On 14 November 2014, the Italian Presidency presented amendments to the Telecommunications package for comment by the Member State delegations. We are hereby making the document and its annexes publicly available (Note and addendum). These documents show that the Italian Presidency is now back-pedalling on meaningful net neutrality protections – having previously made some much more meaningful and positive suggestions. It presented a “principles-based approach” to the Member States “in order not to inhibit innovation and to avoid” having an outdated regulation in the future. In reality, all the text would do is add confusion for freedom of communication and online innovation.
The text proposes the removal of the definitions of “net neutrality”. “Instead of a definition of net neutrality there could be a reference to the objective of net neutrality, e.g. in an explanatory recital, which would resolve the concerns that the definition might be at variance with the specific provisions.” Yet, without meaningful and enforceable net neutrality provisions, the fundamental right to receive and impart information would be hindered – with significant costs for growth, investment and innovation.
Additionally, the text removes the definition of “specialised services” from Article 23. The deletion would in principle not be such a bad idea, as long as non-discrimination was clearly supported by the text. Sadly, the proposal would achieve the opposite:

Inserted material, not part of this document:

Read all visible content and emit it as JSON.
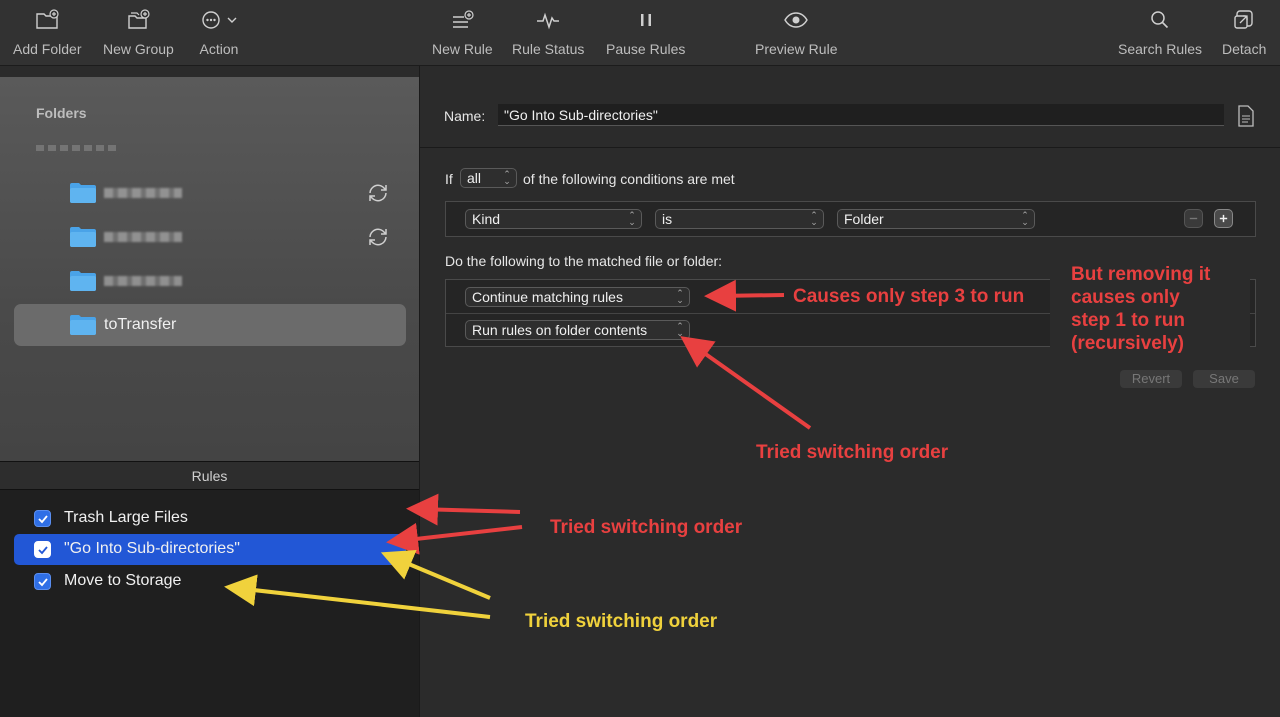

“Traffic management measures that block, slow down, alter, degrade or discriminate against specific content, applications or services, or specific classes thereof” could be maintained by providers of Internet access services under certain circumstances, such as to “prevent the transmission of unsolicited communications” (which seems strange because an e-mail service is not an internet access service); to prevent “temporary congestion control” (whose exceptional nature should be clarified not to be the default); or to meet their “obligations under a contract with an end-user to deliver a service requiring a specific level of quality to that end-user” (which makes little sense in the “best effort” Internet).
The biggest gap in the Council text however is that Article 23 fails to prohibit discrimination on the basis of billing. Allowing “free” access to certain services and metered access to everything else is as much – and as damaging – an infringement of net neutrality and the fundamental right of freedom to impart information, as any blocking or filtering. If people have to pay extra to access your website (or if you have to pay internet companies to allow them to do so), then the essence of the open internet has been dismantled.
The proposal also makes a bizarre reference to the legislation being without prejudice to the lawfulness of “information, content, application [sic] or services” – even though nothing in the text could possibly be understood as legalising illegal content. The purpose of this text appears to permit the widespread arbitrary “voluntary” blocking practised in some EU Member States, most notably the United Kingdom. If this is the meaning, then it is in clear and obvious breach of the EU Charter of Fundamental Rights.
In sum, this last proposal of the Italian Presidency would weaken citizens’ rights and annul the strong provisions adopted by the European Parliament in April 2014. If adopted, the text would lack the much needed protections to prevent internet access providers from creating a new monopoly – access to their customers. With all of the talk of the need for a single digital market in Europe, we would have new barriers and new monopolies.
National regulators would not have clear enforceable obligations to preserve citizens’ digital rights and freedoms by default. After Obama’s recent declarations emphasising the importance and need of real net neutrality, is the Council going to suggest leaving Europe in the slow lane?
The Member States are and will be discussing this document in the Council today and tomorrow. Any text that is adopted would need to be approved by the European Parliament before becoming law.
Leaked documents (14.11.2014)
The Members States will discuss it in the Council today and tomorrow